When I was a freshman in college I was on a film shoot near Barstow on Route 66. We were shooting on the property of the café known for the film Bagdad Café. This property has an abandoned motel attached to it, which is where we were shooting this unbelievably bad horror film.
The motel’s floor was full of papers, something I initially figured was a relic from the past, while the motel was actually doing business. A while into the shoot, we started picking up the papers and reading them.
They were handwritten letters from the seventies, perhaps never sent. They were addressed to dozens of different people, starting out normal, but going on to describe some really, really fucked up things. This was a guy who literally had some demons. He kept talking about how “they” were watching him and the like. The handwriting also got more and more messed up as we assembled the letters chronologically.
Meanwhile, outside the motel there was a storage container with “KEEP OUT” spray-painted on it. Naturally, we were curious. There was a hole in the side, and someone reached in and pulled out some documents. Among them was a letter, on government typeface (I think it was the VA), telling the person who wrote those crazy letters that he was (unknowingly) a participant of some tests of hallucinogenic substances while he was in the army.
This whole time, there was a room in the abandoned motel that was sealed off, that we were strictly forbidden from entering. All the windows were covered by plywood, and the door was barricaded shut. It smelled like death. Seriously the worst smell I’ve ever encountered in my life.
14. The Dogs Knew
I don’t have any way to verify whether this is actually a family story or whether it’s an urban legend, but here:
My family has lived in rural Nebraska since they immigrated from Germany in the mid-1800s. Near the turn of the century disease was pretty rampant in the homesteading area and it killed off members of almost every family.

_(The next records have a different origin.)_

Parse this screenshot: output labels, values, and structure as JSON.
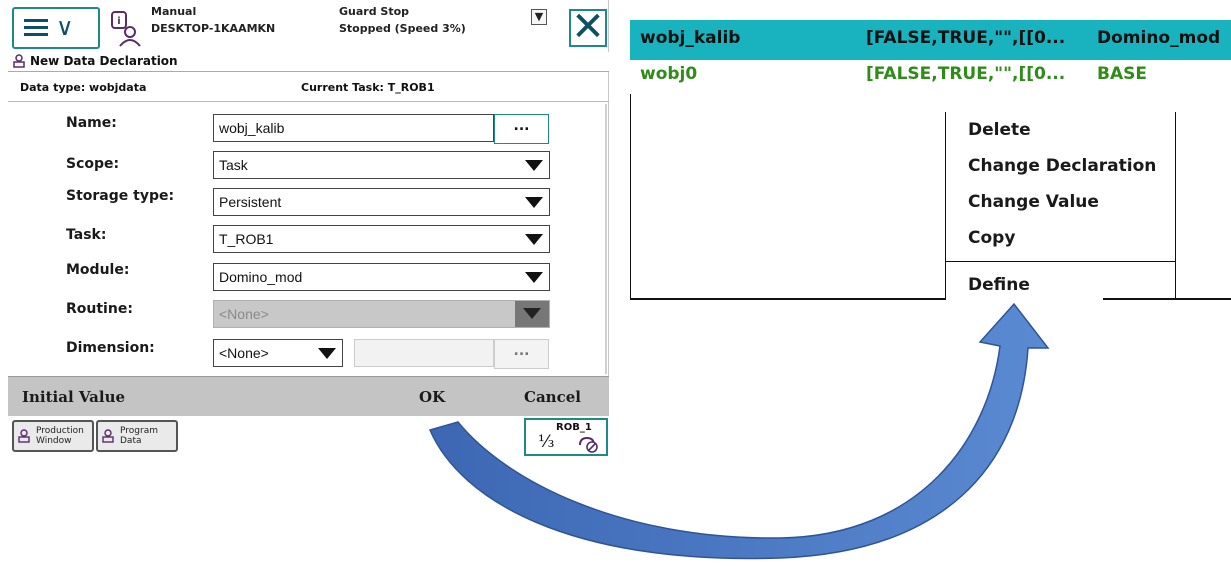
{
  "header": {
    "mode": "Manual",
    "host": "DESKTOP-1KAAMKN",
    "guard_status": "Guard Stop",
    "run_status": "Stopped (Speed 3%)"
  },
  "dialog": {
    "title": "New Data Declaration",
    "data_type": "Data type: wobjdata",
    "current_task": "Current Task:  T_ROB1",
    "fields": {
      "name": {
        "label": "Name:",
        "value": "wobj_kalib"
      },
      "scope": {
        "label": "Scope:",
        "value": "Task"
      },
      "storage_type": {
        "label": "Storage type:",
        "value": "Persistent"
      },
      "task": {
        "label": "Task:",
        "value": "T_ROB1"
      },
      "module": {
        "label": "Module:",
        "value": "Domino_mod"
      },
      "routine": {
        "label": "Routine:",
        "value": "<None>"
      },
      "dimension": {
        "label": "Dimension:",
        "value": "<None>"
      }
    },
    "dots": "...",
    "commands": {
      "initial_value": "Initial Value",
      "ok": "OK",
      "cancel": "Cancel"
    }
  },
  "taskbar": {
    "production_window": {
      "line1": "Production",
      "line2": "Window"
    },
    "program_data": {
      "line1": "Program",
      "line2": "Data"
    },
    "rob": {
      "name": "ROB_1",
      "fraction": "⅓"
    }
  },
  "data_list": {
    "rows": [
      {
        "name": "wobj_kalib",
        "value": "[FALSE,TRUE,\"\",[[0...",
        "module": "Domino_mod"
      },
      {
        "name": "wobj0",
        "value": "[FALSE,TRUE,\"\",[[0...",
        "module": "BASE"
      }
    ]
  },
  "context_menu": {
    "items": [
      "Delete",
      "Change Declaration",
      "Change Value",
      "Copy"
    ],
    "define": "Define"
  },
  "colors": {
    "accent": "#1c8a8a",
    "header_highlight": "#18b3be",
    "green_text": "#2f8c18",
    "arrow": "#4a78c0"
  }
}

When someone died from illness, time was of the essence in burying them as not to let the virus spread from the deceased to the living. This meant no wake periods.
So an aunt of some unknown number of “greats” preceding her relationship to me dies of some disease and she gets buried in the family cemetery on the the homestead. The dogs were very fond of her so it wasn’t too surprising that after the funeral the two dogs stuck near the grave.

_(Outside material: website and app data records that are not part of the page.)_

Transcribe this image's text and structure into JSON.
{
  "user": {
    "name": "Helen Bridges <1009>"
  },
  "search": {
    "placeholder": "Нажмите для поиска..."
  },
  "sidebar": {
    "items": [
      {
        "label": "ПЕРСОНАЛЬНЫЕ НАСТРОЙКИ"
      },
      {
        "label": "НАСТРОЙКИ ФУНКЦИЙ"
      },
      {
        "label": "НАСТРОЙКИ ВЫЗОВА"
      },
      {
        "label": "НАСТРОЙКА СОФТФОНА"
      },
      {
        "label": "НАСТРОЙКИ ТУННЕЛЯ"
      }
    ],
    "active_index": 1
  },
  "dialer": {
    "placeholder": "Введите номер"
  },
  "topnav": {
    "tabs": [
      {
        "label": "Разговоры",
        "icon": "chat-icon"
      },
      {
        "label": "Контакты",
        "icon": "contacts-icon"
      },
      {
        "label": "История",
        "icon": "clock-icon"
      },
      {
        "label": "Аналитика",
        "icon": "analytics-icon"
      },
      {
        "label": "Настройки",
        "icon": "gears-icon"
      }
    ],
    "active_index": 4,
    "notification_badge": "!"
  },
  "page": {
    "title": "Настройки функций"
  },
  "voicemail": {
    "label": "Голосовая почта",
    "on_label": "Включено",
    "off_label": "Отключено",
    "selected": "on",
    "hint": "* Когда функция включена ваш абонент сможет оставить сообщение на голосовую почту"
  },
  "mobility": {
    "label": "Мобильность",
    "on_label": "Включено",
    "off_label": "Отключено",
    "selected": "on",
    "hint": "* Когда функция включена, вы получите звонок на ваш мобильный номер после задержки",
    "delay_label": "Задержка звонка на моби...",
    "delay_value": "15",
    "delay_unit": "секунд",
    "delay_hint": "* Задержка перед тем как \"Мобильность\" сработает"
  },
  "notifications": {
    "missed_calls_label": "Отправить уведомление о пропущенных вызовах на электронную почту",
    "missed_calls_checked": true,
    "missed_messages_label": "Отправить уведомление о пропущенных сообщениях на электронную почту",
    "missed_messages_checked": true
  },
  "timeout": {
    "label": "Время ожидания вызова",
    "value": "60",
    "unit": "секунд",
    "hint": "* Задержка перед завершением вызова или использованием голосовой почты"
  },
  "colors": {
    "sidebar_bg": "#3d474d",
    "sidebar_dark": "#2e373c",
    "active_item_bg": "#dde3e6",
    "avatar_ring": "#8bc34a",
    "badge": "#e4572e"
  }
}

The rest of the family began to think something of it when, a week and a half later, the dogs were still visiting her grave almost constantly. But they weren’t just at the grave. They were visibly distressed, frantic, and often barking while there.
This goes on for maybe two weeks when the family decides to check it out. They dig the casket up and open it.
The deceased’s hair has all been pulled out. Her fingers are raw and bloody and mangled from where, on the inside of the casket door, they can see deep scratches in the wood.
She was comatose when they buried her, and she came to while underground, spending probably her last five or so days alive in a buried casket.